From 1640 to 1958, it was illegal to celebrate ‘Yule Vacations’. Christmas (then called Yule or Nollaig (Gaelic))was banned in Scotland for over 300 years. Christmas was regarded as a celebration held by the Catholic Church. After the reformations to Presbyterianism, Christmas was gradually downgraded until its outright ban. When Act 7, ‘dischairging the Yule vacance’ became legislation on 2nd June 1640, it read:
‘The estatis of parliament, presentlie conveind by his majesties speciall authoritie, wnderstanding that the kirke within this kingdome is now purged of all superstitious observatione of dayes, and heirwith also considering that the keiping of the Yule vacance heath not onlie relatione to that superstitione and may serve to keepe the same in memorie, but also that the keeping of the said Yule vacance heath interrupted the course of justice in this kingdome to the hinderance and heavie prejudice of the leiges thairof, thairfor the saidis estatis have dischairged and simply dischairges the foirsaid Yule vacance and all observation thairof in tymecomeing, and rescindis and annullis all acts, statutis and warrandis and ordinances whatsoevir granted at any tyme heirtofoir for keiping of the said Yule vacance, with all custome of observatione thairof, and findis and declaires the samene to be extinct, voyd and of no force nor effect in tymecomeing. And ordeanes the court and sessione of the colledge of justice and senatouris and memberis thairof to conveene and sit for the administratione of justice without ony interruptione by the foirsaid Yule vacance from the first day of November to the last of Februarie thairefter inclusive yeirlie, and ordeanes the said senatouris and remanent memberis of the said colledge of justice to ryise the said last day of February and to conveene and sit doune againe for administratione of justice to the leiges the first day of June yeirlie, and to ryise the last day of Julii nixt thaireftir inclusive.
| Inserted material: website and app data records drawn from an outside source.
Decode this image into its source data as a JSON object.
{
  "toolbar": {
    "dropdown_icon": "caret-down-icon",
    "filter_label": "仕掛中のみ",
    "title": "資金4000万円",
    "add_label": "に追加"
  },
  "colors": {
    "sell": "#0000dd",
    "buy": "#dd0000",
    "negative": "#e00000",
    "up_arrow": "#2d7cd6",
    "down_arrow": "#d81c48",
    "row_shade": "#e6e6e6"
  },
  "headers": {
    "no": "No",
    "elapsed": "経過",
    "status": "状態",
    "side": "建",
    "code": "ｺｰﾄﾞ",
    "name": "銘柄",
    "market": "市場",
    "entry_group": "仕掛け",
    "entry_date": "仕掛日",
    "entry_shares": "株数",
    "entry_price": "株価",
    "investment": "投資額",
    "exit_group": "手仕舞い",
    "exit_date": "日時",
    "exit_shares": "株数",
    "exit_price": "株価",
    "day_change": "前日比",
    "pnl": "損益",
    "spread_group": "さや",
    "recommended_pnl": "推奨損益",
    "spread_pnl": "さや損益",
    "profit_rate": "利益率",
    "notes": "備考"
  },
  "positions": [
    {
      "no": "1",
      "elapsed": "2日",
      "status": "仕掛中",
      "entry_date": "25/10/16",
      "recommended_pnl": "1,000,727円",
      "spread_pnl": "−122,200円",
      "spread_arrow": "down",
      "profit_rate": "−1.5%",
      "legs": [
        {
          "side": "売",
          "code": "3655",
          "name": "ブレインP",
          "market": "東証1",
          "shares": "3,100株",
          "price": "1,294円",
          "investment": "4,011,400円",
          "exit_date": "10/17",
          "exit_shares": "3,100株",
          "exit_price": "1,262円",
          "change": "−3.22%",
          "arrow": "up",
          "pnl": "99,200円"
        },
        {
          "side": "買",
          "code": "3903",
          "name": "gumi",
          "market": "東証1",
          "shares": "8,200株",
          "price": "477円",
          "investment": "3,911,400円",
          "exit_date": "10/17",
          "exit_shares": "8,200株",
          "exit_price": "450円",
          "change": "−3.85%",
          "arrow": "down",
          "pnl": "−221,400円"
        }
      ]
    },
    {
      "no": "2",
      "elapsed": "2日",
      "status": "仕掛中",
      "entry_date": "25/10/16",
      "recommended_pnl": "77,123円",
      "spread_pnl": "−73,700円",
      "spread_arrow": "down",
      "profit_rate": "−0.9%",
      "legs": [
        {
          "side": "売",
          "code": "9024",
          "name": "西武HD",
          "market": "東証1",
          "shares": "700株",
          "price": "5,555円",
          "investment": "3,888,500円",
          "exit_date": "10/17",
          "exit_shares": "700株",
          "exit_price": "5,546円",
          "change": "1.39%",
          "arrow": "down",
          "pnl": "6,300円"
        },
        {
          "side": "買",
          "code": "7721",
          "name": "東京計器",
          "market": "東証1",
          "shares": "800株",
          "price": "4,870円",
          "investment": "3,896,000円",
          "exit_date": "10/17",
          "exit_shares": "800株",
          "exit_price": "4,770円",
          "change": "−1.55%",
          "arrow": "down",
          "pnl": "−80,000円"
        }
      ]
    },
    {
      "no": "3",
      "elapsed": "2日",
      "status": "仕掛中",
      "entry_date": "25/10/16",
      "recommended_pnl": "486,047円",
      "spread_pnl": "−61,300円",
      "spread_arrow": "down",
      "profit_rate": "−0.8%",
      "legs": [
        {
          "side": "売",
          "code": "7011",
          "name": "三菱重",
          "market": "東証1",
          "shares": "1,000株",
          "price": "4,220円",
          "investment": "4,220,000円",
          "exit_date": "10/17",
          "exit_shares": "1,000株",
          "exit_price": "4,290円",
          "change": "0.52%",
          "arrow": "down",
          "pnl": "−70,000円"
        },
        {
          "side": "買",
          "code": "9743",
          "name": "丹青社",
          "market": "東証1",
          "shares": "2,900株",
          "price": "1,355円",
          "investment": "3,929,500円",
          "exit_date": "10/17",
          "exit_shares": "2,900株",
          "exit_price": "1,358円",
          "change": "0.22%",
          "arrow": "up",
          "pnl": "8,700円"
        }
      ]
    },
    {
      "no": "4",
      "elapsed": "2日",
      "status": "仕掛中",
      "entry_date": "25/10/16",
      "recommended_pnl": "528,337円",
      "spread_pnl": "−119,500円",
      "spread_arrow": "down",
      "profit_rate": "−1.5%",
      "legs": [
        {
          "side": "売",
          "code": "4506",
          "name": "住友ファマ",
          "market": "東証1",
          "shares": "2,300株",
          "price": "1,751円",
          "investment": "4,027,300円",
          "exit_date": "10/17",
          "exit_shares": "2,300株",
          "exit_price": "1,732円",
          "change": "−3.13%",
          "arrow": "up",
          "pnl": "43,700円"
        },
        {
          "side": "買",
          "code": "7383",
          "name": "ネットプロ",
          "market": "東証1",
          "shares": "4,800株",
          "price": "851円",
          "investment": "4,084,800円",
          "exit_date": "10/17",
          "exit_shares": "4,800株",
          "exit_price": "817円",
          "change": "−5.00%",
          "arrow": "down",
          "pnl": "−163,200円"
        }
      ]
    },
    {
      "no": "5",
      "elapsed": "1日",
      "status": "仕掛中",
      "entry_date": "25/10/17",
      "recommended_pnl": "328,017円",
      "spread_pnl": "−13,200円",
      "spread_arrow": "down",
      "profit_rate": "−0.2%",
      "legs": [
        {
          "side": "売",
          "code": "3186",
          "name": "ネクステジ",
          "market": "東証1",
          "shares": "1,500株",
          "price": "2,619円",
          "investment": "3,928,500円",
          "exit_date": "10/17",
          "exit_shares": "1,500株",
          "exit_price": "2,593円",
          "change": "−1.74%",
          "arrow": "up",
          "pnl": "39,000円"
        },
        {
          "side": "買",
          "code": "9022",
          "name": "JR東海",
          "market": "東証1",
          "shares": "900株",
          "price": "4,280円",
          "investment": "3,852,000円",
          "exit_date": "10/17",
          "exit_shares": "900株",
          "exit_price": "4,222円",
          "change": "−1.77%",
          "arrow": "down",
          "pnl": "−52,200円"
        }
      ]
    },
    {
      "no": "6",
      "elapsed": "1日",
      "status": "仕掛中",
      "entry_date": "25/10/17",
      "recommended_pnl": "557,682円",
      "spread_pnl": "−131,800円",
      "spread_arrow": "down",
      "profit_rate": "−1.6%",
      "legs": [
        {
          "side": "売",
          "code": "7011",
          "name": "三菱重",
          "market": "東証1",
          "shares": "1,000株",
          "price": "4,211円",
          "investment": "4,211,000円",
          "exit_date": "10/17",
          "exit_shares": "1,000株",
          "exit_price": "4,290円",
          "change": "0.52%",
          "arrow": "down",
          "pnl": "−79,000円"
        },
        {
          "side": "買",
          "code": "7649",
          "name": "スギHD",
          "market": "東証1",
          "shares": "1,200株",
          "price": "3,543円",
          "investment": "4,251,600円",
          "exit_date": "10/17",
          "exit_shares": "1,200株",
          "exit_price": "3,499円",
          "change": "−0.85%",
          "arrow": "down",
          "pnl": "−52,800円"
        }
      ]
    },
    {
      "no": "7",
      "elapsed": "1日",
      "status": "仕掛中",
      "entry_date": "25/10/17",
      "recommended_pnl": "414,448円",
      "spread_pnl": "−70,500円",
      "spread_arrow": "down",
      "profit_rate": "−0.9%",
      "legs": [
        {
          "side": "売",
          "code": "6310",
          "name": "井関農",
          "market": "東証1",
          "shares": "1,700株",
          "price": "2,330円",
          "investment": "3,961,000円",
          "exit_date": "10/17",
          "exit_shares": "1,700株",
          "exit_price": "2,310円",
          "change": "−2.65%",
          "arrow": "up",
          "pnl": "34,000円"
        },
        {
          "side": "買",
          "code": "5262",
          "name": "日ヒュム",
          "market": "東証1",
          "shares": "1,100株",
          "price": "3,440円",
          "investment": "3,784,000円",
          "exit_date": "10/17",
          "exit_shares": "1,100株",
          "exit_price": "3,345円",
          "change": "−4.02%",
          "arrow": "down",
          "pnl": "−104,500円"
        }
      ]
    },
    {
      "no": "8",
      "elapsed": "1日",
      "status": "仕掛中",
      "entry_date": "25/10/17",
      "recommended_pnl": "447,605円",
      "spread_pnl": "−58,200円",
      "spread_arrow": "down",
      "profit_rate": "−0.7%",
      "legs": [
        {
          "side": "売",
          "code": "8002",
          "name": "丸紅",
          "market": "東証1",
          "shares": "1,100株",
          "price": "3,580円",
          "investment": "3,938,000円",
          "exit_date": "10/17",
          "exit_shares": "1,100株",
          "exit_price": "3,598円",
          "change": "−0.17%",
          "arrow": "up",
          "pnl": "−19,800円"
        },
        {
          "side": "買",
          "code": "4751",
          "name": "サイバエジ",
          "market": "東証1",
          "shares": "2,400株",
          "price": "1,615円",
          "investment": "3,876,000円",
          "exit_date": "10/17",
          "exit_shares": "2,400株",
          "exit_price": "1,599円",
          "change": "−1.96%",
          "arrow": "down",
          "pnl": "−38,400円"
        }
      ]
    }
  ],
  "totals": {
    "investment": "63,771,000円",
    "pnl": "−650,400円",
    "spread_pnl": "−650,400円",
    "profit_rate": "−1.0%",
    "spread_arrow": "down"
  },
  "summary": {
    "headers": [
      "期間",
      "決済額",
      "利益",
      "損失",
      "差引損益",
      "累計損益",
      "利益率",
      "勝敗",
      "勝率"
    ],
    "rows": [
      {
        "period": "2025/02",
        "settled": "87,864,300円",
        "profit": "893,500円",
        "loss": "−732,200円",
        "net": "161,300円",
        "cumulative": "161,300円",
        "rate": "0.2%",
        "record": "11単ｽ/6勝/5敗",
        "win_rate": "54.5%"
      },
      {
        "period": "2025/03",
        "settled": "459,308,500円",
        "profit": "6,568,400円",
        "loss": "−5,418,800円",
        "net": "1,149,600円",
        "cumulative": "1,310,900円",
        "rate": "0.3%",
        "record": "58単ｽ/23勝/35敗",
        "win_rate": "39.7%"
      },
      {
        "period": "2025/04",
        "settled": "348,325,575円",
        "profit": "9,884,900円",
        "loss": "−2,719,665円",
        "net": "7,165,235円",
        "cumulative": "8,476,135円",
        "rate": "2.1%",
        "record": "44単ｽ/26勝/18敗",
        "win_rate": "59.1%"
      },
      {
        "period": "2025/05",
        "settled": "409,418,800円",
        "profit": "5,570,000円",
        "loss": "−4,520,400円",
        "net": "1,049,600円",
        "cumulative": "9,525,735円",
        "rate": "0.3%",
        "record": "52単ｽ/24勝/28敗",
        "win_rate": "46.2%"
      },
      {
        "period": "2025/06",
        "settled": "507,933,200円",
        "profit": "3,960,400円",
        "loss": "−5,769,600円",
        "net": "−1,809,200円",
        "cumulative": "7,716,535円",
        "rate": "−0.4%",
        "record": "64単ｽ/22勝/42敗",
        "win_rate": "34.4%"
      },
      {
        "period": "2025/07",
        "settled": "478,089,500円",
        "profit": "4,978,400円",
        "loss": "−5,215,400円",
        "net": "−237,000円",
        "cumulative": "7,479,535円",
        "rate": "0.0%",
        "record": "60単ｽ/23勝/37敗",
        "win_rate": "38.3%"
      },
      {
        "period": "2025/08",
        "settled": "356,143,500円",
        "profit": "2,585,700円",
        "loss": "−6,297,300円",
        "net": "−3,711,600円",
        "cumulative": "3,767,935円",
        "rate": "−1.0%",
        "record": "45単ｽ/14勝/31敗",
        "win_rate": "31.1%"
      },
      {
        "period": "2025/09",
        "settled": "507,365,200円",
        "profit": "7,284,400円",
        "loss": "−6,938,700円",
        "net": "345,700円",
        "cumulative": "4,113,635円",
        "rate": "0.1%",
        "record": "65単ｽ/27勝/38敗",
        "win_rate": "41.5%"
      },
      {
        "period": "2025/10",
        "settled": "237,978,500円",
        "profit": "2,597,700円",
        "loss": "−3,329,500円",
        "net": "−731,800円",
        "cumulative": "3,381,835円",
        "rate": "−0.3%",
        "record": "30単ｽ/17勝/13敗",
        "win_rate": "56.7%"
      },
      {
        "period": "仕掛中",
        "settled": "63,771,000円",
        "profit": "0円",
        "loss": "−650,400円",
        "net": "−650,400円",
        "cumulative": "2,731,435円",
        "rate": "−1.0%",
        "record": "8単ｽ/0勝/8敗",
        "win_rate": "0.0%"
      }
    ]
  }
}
And also ordeanes the whole remanent judges of inferiour courtis within the kingdome to proceed in thair administratione of justice within thair severall jurisdictiones without any respect to the said Yule vacance and without any interruptione or vacatione by the same Yule vacance, notwithstanding of ony bygone custome of observatione of the said Yule vacance, sieing the samene is now dischairged in maner foirsaid.’
Christmas, as it is now, is less than 100 years old in Scotland. And for many celebrants, it has little to do with Christianity and is predominantly a commercial holiday. There are plenty of seasonal churchgoers who line the pews for Christmas Eve or Christmas Day mass for the sake of their salvation or tradition. Ultimately though, much of the meaning has been lost through rabid consumerism and ego — in direct opposition to the old concepts, regardless of its many guises celebrated globally.
Christianity and Christmas aside, the festival that predates and has stood the test of time, despite changing political and religious landscapes and indoctrination that our children are force-fed — Yule, Nollaig, or Winter Solstice are all celebrated with similar traditions. Though many such as myself, try to limit the greed and heavy consumerist pressures from apparently ‘well-meaning’ folks. As much as followers of the Christian version of Christmas may like to consider certain traditions as ‘theirs’, this is far from true — the feasting, the giving, the tree, colour formations, Yule log burning, the honouring and gratitude, the ‘Angel’ (Goddess), the star (pentacle) are far from Christian in origin. Perhaps that notion, too, feeds into greed and relentless taking.
Today is Winter Solstice, the shortest day of the year. When the night dominates, so we reach and crave comfort and warmth — physical and emotional, and we are grateful for those in our lives who gift that to us and we to them. We share food, stories, ‘gifts’, and gratitude. Whatever you do should be enough without the dictatorship and noise of organised religion or the embedded consumerism.
As a practising pagan (who was Catholic schooled as a child), I celebrate the Magick, the cycle of the earth that sustains and gives us life throughout the seasons. Following the rhythms of the moon, just as the tides do.
It doesn’t need to be a show, on display for nothing other than validation of ‘good’ or ‘love’ suffocated in glitter. It can be quiet, calm, and spiritual, as are the roots of gratitude.
You don’t need to bow to the consumerist devaluation of the season by feeding the jelly-belly man in the red suit with pound-signs sparkling in his eyes, full of ‘cheer’. You don’t have to serve and be judged by a bloodthirsty god whose gift is guilt and the threat of damnation if you’re not ‘good’. You don’t have to feed the beast of judgment and hypocrisy, whether from the judges above or those within your own family.
The banning of Christmas was just another form of control, of course. Another religious and political move to dominate. Oh, how we’ve seen so many of those in this wee country! I don’t support the hypocrisy of Christmas being shoved down anyone’s throat either, it may be less than a century old here, but the indoctrination runs deep. The same could be said of the destruction of Indigenous Languages of Scotland — it’s always about control.